SUPPLIED DATA:
- - -

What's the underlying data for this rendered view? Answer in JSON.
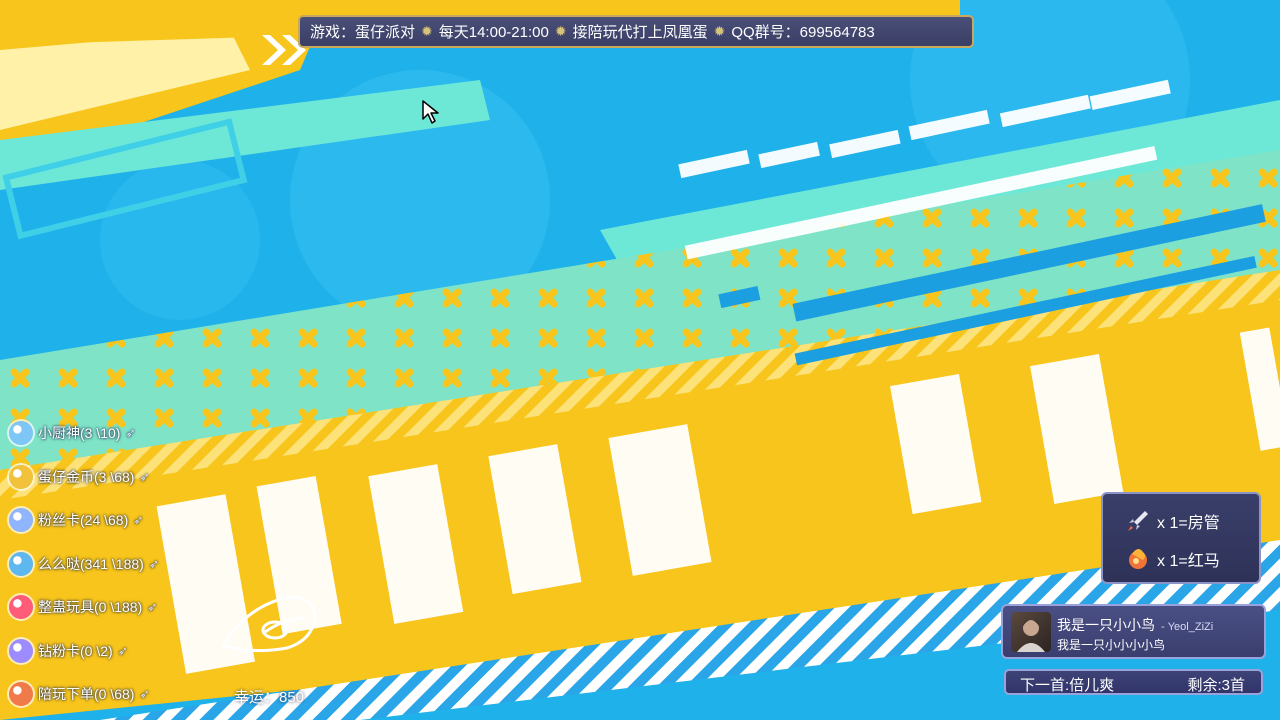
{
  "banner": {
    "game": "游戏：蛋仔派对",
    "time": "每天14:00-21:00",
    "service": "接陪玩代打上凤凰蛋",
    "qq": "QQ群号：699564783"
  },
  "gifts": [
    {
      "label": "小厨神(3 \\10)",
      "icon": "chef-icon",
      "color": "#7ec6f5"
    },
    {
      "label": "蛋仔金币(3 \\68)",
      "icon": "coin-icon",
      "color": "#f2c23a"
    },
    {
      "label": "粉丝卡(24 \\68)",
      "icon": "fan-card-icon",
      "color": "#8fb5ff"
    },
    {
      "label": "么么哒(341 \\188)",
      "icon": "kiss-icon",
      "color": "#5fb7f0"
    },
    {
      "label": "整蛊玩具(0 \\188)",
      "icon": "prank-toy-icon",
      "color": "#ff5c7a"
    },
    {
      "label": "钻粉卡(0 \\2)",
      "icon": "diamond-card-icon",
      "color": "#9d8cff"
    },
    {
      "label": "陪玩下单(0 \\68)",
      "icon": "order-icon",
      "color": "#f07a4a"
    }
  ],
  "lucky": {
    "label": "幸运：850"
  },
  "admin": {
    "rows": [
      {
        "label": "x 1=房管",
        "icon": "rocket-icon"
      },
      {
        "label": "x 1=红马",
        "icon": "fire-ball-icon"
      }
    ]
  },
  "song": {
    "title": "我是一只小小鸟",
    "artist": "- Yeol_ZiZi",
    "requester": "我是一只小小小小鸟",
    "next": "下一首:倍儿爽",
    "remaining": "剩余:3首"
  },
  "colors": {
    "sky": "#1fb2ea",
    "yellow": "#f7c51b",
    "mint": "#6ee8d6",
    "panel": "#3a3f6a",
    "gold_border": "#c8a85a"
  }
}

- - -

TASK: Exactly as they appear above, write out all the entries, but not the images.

REPLY TO THE EXERCISE:
What's the underlying data for this rendered view? Answer in JSON.
{
  "banner": {
    "game": "游戏：蛋仔派对",
    "time": "每天14:00-21:00",
    "service": "接陪玩代打上凤凰蛋",
    "qq": "QQ群号：699564783"
  },
  "gifts": [
    {
      "label": "小厨神(3 \\10)",
      "icon": "chef-icon",
      "color": "#7ec6f5"
    },
    {
      "label": "蛋仔金币(3 \\68)",
      "icon": "coin-icon",
      "color": "#f2c23a"
    },
    {
      "label": "粉丝卡(24 \\68)",
      "icon": "fan-card-icon",
      "color": "#8fb5ff"
    },
    {
      "label": "么么哒(341 \\188)",
      "icon": "kiss-icon",
      "color": "#5fb7f0"
    },
    {
      "label": "整蛊玩具(0 \\188)",
      "icon": "prank-toy-icon",
      "color": "#ff5c7a"
    },
    {
      "label": "钻粉卡(0 \\2)",
      "icon": "diamond-card-icon",
      "color": "#9d8cff"
    },
    {
      "label": "陪玩下单(0 \\68)",
      "icon": "order-icon",
      "color": "#f07a4a"
    }
  ],
  "lucky": {
    "label": "幸运：850"
  },
  "admin": {
    "rows": [
      {
        "label": "x 1=房管",
        "icon": "rocket-icon"
      },
      {
        "label": "x 1=红马",
        "icon": "fire-ball-icon"
      }
    ]
  },
  "song": {
    "title": "我是一只小小鸟",
    "artist": "- Yeol_ZiZi",
    "requester": "我是一只小小小小鸟",
    "next": "下一首:倍儿爽",
    "remaining": "剩余:3首"
  },
  "colors": {
    "sky": "#1fb2ea",
    "yellow": "#f7c51b",
    "mint": "#6ee8d6",
    "panel": "#3a3f6a",
    "gold_border": "#c8a85a"
  }
}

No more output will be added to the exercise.